== What you will do ==
What is needed here is an exact copy of every entry.

== Records provided ==
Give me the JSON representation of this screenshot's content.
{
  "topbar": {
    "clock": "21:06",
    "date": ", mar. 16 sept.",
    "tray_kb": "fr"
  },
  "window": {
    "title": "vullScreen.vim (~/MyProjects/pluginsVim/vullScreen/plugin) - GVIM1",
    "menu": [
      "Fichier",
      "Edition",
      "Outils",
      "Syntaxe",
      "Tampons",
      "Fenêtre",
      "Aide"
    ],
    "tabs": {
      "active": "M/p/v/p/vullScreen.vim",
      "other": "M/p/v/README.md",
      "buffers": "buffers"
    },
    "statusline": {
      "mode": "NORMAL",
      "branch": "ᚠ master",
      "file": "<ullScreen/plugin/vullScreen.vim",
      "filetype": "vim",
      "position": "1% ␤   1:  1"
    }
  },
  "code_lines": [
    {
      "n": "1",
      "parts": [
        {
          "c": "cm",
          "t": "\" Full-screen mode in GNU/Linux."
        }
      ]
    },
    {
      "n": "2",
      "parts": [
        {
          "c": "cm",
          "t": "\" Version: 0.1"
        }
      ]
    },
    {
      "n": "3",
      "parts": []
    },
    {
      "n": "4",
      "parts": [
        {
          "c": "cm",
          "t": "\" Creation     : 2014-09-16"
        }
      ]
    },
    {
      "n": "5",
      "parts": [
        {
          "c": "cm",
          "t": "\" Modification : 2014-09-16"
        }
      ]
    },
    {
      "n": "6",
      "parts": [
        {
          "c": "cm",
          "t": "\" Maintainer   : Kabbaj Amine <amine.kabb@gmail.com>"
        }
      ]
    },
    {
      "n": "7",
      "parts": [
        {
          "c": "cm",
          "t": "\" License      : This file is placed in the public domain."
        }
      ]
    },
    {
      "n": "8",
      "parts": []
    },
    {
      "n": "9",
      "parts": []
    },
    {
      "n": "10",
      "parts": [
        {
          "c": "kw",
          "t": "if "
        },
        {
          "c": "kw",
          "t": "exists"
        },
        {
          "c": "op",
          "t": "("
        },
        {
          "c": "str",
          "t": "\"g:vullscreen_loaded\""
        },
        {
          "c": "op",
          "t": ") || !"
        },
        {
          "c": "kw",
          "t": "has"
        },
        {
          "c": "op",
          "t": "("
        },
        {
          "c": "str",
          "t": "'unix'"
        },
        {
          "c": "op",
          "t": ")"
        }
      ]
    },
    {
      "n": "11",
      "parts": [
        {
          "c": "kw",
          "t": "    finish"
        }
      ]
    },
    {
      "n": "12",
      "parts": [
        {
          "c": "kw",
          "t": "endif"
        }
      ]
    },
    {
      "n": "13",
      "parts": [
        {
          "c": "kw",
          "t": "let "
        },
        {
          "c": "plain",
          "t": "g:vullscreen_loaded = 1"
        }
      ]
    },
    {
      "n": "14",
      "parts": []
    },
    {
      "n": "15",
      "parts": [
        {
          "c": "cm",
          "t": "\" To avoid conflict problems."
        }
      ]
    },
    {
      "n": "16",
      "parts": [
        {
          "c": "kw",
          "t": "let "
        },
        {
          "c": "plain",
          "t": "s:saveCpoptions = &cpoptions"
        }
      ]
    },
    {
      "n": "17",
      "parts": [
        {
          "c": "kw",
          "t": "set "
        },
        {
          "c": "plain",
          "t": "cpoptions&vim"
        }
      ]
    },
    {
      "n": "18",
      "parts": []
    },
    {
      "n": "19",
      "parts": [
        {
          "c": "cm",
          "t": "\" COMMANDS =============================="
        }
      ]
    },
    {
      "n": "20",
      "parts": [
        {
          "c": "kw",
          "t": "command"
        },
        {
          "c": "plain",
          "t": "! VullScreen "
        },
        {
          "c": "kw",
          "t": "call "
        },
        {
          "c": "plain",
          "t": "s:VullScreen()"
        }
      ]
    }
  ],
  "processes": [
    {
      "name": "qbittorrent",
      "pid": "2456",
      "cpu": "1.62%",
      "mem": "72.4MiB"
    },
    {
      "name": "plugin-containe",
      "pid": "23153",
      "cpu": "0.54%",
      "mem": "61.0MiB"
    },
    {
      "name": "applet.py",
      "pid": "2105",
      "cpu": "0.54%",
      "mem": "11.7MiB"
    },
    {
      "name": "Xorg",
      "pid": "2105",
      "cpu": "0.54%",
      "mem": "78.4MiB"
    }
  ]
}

== Response below ==
Give me the JSON representation of this screenshot's content.
{
  "topbar": {
    "clock": "21:06",
    "date": ", mar. 16 sept.",
    "tray_kb": "fr"
  },
  "window": {
    "title": "vullScreen.vim (~/MyProjects/pluginsVim/vullScreen/plugin) - GVIM1",
    "menu": [
      "Fichier",
      "Edition",
      "Outils",
      "Syntaxe",
      "Tampons",
      "Fenêtre",
      "Aide"
    ],
    "tabs": {
      "active": "M/p/v/p/vullScreen.vim",
      "other": "M/p/v/README.md",
      "buffers": "buffers"
    },
    "statusline": {
      "mode": "NORMAL",
      "branch": "ᚠ master",
      "file": "<ullScreen/plugin/vullScreen.vim",
      "filetype": "vim",
      "position": "1% ␤   1:  1"
    }
  },
  "code_lines": [
    {
      "n": "1",
      "parts": [
        {
          "c": "cm",
          "t": "\" Full-screen mode in GNU/Linux."
        }
      ]
    },
    {
      "n": "2",
      "parts": [
        {
          "c": "cm",
          "t": "\" Version: 0.1"
        }
      ]
    },
    {
      "n": "3",
      "parts": []
    },
    {
      "n": "4",
      "parts": [
        {
          "c": "cm",
          "t": "\" Creation     : 2014-09-16"
        }
      ]
    },
    {
      "n": "5",
      "parts": [
        {
          "c": "cm",
          "t": "\" Modification : 2014-09-16"
        }
      ]
    },
    {
      "n": "6",
      "parts": [
        {
          "c": "cm",
          "t": "\" Maintainer   : Kabbaj Amine <amine.kabb@gmail.com>"
        }
      ]
    },
    {
      "n": "7",
      "parts": [
        {
          "c": "cm",
          "t": "\" License      : This file is placed in the public domain."
        }
      ]
    },
    {
      "n": "8",
      "parts": []
    },
    {
      "n": "9",
      "parts": []
    },
    {
      "n": "10",
      "parts": [
        {
          "c": "kw",
          "t": "if "
        },
        {
          "c": "kw",
          "t": "exists"
        },
        {
          "c": "op",
          "t": "("
        },
        {
          "c": "str",
          "t": "\"g:vullscreen_loaded\""
        },
        {
          "c": "op",
          "t": ") || !"
        },
        {
          "c": "kw",
          "t": "has"
        },
        {
          "c": "op",
          "t": "("
        },
        {
          "c": "str",
          "t": "'unix'"
        },
        {
          "c": "op",
          "t": ")"
        }
      ]
    },
    {
      "n": "11",
      "parts": [
        {
          "c": "kw",
          "t": "    finish"
        }
      ]
    },
    {
      "n": "12",
      "parts": [
        {
          "c": "kw",
          "t": "endif"
        }
      ]
    },
    {
      "n": "13",
      "parts": [
        {
          "c": "kw",
          "t": "let "
        },
        {
          "c": "plain",
          "t": "g:vullscreen_loaded = 1"
        }
      ]
    },
    {
      "n": "14",
      "parts": []
    },
    {
      "n": "15",
      "parts": [
        {
          "c": "cm",
          "t": "\" To avoid conflict problems."
        }
      ]
    },
    {
      "n": "16",
      "parts": [
        {
          "c": "kw",
          "t": "let "
        },
        {
          "c": "plain",
          "t": "s:saveCpoptions = &cpoptions"
        }
      ]
    },
    {
      "n": "17",
      "parts": [
        {
          "c": "kw",
          "t": "set "
        },
        {
          "c": "plain",
          "t": "cpoptions&vim"
        }
      ]
    },
    {
      "n": "18",
      "parts": []
    },
    {
      "n": "19",
      "parts": [
        {
          "c": "cm",
          "t": "\" COMMANDS =============================="
        }
      ]
    },
    {
      "n": "20",
      "parts": [
        {
          "c": "kw",
          "t": "command"
        },
        {
          "c": "plain",
          "t": "! VullScreen "
        },
        {
          "c": "kw",
          "t": "call "
        },
        {
          "c": "plain",
          "t": "s:VullScreen()"
        }
      ]
    }
  ],
  "processes": [
    {
      "name": "qbittorrent",
      "pid": "2456",
      "cpu": "1.62%",
      "mem": "72.4MiB"
    },
    {
      "name": "plugin-containe",
      "pid": "23153",
      "cpu": "0.54%",
      "mem": "61.0MiB"
    },
    {
      "name": "applet.py",
      "pid": "2105",
      "cpu": "0.54%",
      "mem": "11.7MiB"
    },
    {
      "name": "Xorg",
      "pid": "2105",
      "cpu": "0.54%",
      "mem": "78.4MiB"
    }
  ]
}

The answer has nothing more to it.